Helio Castroneves has been racing in the Indy 500 for two decades, so he knows how Indianapolis residents get during May.
He knows about the checkered decorations and the Indy 500 flags that line the streets surrounding Indianapolis Motor Speedway and the city it calls home.
To really catch him off guard, your decorations need something that pops — something like a life-size figure depicting him climbing a chain-link fence while celebrating his 2009 Indy 500 win.
That’s exactly what Jameson and Kimmy Terzini had.
“What’s Helio doing over there,” Castroneves said when he pulled up to their house on the north side of downtown Saturday and saw the replica.
For the second consecutive year, IMS wanted to repay its season-ticket holders after the coronavirus pandemic kept them out of their seats for last year’s race and led to limited capacity for Sunday’s running.
Racers started Saturday with the annual drivers meeting, which was held at Pagoda Plaza before taking part in the 500 Spectacle of Homes reverse parade, which took the place of the usual 500 Festival Parade.
Drivers departed from IMS after the meeting and headed down Main Street in Speedway before going to Monument Circle for a short ceremony. Castroneves and five other drivers then made their way to designated homes of season ticket holders.
Kimmy Terzini got the call Monday from IMS telling her Castroneves would be coming to their house. When she informed Jameson, the decorating process began — or at least went up a notch.
“We pulled everything we had out of the house,” Jameson said. “We’ve got a lot of memorabilia after going several years, so we decided to put it in the front yard instead of the living room.”
Jameson said it took a few hours to get the replica together. He included some decals from Castroneves’ uniform along with aviators under the helmet. Jameson also searched for images of Castroneves’ helmet to best replicate it.
“I’ve never seen anything like it,” Castroneves said. “For me, it’s special because when I climb the fence I climb to celebrate with the fans. When they decorate their house with that, it shows they appreciate. I’m so honored to have fans like I have.”
Jameson and Kimmy have been season ticket holders for about 10 years. For Jameson, this will be his 20th Indy 500.
Jameson joked about getting a yellow volunteer shirt and sneaking his way into last year’s race, but ultimately the Terzinis held a watch party at home like most other fans.
Being unable to attend not only disconnected passionate fans from the race, but it also represented what many had been missing through the pandemic.
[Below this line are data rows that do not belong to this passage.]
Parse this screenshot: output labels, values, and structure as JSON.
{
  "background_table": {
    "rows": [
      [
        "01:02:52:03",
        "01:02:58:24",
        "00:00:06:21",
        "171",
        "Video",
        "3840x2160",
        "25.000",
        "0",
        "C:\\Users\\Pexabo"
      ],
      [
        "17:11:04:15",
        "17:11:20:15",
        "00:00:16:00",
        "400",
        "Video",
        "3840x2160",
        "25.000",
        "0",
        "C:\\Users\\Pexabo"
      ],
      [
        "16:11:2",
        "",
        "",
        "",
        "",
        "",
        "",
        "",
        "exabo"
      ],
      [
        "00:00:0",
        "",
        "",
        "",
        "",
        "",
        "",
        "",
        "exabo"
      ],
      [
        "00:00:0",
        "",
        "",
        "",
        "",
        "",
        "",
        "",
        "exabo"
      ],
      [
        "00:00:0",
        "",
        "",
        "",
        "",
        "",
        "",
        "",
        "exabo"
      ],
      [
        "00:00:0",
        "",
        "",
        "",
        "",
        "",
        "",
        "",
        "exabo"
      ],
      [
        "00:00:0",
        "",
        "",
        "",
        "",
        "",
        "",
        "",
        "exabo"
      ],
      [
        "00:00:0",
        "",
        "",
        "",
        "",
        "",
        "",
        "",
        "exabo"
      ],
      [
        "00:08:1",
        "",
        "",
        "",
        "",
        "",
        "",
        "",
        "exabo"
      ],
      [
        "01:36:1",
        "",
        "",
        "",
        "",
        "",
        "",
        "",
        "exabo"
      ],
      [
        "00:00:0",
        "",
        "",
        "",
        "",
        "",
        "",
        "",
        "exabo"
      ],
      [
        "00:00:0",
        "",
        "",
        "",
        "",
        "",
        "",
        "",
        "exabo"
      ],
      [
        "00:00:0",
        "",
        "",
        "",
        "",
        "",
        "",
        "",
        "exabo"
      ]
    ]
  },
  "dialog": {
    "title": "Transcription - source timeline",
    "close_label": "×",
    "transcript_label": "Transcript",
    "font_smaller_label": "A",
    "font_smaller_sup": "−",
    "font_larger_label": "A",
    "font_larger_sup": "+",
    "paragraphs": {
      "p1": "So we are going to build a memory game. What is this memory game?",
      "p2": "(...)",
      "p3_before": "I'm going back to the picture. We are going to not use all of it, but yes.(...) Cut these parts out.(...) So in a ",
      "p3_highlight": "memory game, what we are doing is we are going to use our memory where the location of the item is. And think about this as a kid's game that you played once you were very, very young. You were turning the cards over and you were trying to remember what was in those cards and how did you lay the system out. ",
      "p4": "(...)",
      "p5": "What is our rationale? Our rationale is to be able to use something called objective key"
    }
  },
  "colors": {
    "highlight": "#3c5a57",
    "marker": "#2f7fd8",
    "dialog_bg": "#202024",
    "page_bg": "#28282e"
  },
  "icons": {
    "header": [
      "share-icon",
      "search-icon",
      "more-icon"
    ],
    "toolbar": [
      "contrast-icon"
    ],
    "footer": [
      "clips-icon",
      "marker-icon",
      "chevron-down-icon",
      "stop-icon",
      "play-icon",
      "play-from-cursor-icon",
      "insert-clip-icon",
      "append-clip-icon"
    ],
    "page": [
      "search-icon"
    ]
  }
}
The Spectacle of Homes not only reconnected fans with the drivers, but it also connected the Terzinis with their neighbors as they voiced their support for the effort Jameson and Kimmy were putting toward their decorations.
“(IMS) realized that (Indy 500) is such a big part of Indianapolis,” Jameson said. “To stay part of it, you’ve got to be engaged with it and promote positive thinking, positive inclusion — all the stuff that helps build a community and strengthens it. They’ve done a good job of engaging with the fans, the community and different groups around the city.”
As Castroneves seeks his fourth Indy 500 title Sunday, the return and engagement of fans only builds his motivation.
“I take the positive energy from the fans, and I’m glad that they allow me to do that because it makes me keep going,” Castroneves said. “It makes me fight for it. I’m going to rip out there.”
If that dream of winning again comes true for Castroneves, what will he do as the celebration at IMS winds down? There’s a beer waiting for him at the Terzini home.